Page and application data records
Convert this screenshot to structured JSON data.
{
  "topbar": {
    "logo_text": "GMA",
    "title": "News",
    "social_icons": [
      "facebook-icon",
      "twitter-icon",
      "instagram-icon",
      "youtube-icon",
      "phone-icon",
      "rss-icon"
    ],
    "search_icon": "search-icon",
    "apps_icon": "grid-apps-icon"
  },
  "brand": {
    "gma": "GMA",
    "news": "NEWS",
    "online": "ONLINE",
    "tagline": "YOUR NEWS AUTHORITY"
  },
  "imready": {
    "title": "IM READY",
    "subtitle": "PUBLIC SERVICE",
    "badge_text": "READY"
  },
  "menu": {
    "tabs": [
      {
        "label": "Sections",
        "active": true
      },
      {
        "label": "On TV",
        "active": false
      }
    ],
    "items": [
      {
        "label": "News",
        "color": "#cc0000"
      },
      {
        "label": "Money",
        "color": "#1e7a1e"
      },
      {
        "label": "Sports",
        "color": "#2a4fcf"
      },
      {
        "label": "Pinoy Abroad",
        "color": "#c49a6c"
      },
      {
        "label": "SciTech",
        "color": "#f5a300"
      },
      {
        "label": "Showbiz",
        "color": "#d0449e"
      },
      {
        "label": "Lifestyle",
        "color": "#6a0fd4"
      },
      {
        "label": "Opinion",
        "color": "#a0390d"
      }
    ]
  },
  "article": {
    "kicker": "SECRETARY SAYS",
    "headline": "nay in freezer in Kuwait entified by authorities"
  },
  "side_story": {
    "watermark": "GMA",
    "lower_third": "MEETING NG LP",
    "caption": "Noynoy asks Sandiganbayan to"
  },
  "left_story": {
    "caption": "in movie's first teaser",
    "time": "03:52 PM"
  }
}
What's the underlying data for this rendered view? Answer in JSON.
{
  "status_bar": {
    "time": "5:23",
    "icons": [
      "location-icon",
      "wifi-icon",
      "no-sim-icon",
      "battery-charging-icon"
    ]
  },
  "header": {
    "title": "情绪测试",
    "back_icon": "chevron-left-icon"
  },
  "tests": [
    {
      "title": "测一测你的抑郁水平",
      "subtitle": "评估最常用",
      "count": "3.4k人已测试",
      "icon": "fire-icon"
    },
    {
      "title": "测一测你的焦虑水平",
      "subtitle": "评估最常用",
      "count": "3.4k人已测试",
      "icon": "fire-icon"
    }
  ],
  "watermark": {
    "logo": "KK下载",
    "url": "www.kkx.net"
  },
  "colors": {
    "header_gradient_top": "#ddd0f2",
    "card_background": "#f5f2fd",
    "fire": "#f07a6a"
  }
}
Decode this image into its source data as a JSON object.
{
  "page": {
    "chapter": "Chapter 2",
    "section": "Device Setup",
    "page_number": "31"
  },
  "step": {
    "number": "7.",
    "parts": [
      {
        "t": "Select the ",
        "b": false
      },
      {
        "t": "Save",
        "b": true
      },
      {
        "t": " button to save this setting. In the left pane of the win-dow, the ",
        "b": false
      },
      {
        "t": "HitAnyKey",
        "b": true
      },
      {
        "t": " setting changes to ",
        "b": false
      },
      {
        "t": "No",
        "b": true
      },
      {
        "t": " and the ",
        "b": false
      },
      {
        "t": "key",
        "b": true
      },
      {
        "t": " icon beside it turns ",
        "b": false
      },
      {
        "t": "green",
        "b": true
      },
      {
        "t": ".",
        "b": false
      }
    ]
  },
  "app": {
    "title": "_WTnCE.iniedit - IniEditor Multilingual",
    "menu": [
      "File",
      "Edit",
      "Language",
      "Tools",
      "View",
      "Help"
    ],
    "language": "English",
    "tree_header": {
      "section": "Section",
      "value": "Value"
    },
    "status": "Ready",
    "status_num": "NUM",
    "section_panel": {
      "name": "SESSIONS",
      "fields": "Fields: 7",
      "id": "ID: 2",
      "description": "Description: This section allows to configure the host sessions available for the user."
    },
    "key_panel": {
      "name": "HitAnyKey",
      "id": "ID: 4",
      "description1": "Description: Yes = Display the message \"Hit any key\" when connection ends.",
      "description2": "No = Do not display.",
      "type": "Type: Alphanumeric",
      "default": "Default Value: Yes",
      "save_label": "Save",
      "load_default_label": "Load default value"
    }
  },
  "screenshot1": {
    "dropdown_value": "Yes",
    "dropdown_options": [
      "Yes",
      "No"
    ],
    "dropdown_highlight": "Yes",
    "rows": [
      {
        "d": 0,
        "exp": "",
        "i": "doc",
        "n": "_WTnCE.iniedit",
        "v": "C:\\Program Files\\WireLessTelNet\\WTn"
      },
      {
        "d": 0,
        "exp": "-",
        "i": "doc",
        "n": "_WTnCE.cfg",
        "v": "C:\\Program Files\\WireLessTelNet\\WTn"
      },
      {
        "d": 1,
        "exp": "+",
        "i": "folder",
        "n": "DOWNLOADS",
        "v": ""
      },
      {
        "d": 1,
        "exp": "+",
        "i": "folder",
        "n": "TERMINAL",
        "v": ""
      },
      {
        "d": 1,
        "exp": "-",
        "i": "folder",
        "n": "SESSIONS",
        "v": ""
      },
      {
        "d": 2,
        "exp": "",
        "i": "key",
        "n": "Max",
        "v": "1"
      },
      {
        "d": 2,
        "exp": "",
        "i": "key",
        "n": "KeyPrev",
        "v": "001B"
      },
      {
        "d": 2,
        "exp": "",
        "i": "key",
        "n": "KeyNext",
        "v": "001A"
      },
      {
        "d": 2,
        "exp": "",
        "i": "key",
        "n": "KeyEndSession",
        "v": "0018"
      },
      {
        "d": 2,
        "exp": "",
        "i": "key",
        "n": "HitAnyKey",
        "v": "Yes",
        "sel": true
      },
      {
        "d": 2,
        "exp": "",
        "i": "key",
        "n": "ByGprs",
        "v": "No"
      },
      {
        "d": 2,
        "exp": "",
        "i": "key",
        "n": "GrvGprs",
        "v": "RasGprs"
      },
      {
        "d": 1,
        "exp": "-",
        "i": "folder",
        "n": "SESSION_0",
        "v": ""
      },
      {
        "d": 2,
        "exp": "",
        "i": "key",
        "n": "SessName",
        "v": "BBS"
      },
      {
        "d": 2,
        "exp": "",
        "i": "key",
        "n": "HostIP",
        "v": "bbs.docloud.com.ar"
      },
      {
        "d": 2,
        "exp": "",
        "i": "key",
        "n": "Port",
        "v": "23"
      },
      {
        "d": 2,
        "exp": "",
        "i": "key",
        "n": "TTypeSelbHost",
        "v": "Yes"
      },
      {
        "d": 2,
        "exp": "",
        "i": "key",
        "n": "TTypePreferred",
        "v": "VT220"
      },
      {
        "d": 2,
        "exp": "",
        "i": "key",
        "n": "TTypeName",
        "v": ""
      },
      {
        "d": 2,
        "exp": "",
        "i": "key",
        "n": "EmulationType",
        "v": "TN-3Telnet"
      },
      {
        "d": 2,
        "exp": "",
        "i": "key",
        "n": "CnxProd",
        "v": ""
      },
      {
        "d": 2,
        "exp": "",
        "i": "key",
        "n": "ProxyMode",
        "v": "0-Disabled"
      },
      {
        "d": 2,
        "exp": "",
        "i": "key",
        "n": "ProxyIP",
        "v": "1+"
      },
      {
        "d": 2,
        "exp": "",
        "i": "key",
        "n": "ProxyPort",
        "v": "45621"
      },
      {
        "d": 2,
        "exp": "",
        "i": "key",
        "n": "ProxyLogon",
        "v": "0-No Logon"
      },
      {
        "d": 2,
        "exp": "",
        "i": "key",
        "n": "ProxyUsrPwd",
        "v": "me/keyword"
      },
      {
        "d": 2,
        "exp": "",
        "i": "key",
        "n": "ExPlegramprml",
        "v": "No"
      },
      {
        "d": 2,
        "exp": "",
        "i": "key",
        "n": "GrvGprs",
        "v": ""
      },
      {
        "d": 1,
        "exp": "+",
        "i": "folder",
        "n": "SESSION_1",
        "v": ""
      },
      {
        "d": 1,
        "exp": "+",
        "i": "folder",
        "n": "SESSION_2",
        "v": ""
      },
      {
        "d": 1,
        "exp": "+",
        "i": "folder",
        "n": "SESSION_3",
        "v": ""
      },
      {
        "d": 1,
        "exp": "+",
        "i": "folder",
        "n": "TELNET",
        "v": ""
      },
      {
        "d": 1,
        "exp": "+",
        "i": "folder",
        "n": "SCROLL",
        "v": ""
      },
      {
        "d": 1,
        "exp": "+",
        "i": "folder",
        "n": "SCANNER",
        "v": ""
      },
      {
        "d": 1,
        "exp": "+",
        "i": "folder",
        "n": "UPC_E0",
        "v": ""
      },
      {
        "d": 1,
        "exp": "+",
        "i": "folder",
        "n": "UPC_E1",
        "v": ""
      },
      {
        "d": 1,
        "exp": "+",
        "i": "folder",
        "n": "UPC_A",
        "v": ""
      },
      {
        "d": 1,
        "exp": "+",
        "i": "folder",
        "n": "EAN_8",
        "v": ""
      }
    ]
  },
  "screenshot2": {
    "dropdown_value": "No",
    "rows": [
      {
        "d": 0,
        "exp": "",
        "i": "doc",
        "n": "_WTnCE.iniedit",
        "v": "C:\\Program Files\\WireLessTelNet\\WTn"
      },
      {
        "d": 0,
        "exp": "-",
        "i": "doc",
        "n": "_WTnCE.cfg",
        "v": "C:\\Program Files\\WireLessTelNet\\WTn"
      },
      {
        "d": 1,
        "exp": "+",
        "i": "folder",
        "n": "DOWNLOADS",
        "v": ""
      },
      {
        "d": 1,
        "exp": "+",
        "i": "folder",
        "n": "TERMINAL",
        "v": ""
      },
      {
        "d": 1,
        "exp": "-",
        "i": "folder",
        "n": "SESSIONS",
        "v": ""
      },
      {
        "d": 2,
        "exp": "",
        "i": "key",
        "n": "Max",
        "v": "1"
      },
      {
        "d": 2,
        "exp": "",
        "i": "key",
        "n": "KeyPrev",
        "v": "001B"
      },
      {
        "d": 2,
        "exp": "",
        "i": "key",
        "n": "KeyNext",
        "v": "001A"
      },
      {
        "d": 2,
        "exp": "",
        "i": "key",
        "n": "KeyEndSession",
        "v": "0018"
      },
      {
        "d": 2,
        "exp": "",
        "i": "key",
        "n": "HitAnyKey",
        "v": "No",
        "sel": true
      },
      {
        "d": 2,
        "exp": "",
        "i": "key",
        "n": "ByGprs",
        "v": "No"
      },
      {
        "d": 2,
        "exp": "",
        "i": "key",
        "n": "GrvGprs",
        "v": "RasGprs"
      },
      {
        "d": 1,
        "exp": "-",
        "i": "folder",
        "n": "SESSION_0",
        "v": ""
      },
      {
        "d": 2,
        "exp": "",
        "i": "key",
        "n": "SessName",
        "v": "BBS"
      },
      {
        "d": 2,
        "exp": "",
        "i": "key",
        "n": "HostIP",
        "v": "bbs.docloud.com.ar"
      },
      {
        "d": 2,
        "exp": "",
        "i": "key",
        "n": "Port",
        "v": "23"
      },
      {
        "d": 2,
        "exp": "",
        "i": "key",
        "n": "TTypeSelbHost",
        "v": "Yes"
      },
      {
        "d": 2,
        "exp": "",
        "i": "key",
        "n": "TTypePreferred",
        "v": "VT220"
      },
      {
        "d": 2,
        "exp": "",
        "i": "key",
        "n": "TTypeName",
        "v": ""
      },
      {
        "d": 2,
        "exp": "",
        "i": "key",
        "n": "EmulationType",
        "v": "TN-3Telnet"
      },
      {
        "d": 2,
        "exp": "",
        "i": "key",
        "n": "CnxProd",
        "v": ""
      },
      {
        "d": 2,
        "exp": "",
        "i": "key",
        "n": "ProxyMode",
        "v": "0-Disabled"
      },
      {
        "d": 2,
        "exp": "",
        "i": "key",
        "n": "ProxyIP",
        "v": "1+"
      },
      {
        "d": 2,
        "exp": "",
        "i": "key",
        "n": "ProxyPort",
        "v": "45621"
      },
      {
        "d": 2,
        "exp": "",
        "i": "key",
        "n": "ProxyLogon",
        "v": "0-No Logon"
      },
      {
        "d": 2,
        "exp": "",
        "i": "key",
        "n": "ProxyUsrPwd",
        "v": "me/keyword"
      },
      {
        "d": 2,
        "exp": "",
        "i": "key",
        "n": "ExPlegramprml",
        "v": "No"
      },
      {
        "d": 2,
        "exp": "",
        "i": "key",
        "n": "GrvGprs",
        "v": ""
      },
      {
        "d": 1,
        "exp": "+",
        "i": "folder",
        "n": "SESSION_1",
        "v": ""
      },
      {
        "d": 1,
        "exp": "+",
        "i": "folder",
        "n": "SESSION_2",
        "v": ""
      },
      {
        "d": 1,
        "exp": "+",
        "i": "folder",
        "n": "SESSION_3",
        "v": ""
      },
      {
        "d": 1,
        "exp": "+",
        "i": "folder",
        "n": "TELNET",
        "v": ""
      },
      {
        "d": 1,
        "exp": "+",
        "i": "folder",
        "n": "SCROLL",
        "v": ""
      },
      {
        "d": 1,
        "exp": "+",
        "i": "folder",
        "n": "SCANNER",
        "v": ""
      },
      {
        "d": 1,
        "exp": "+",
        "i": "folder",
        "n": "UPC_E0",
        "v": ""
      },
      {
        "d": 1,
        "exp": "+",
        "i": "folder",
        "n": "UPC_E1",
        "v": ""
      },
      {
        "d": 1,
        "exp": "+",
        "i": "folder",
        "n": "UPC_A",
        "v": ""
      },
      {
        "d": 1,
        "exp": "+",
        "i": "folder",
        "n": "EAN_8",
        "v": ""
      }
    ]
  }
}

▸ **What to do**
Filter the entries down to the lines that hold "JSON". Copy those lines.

▸ **Your solution**
Convert this screenshot to structured JSON data.
What's the underlying data for this rendered view? Answer in JSON.
Decode this image into its source data as a JSON object.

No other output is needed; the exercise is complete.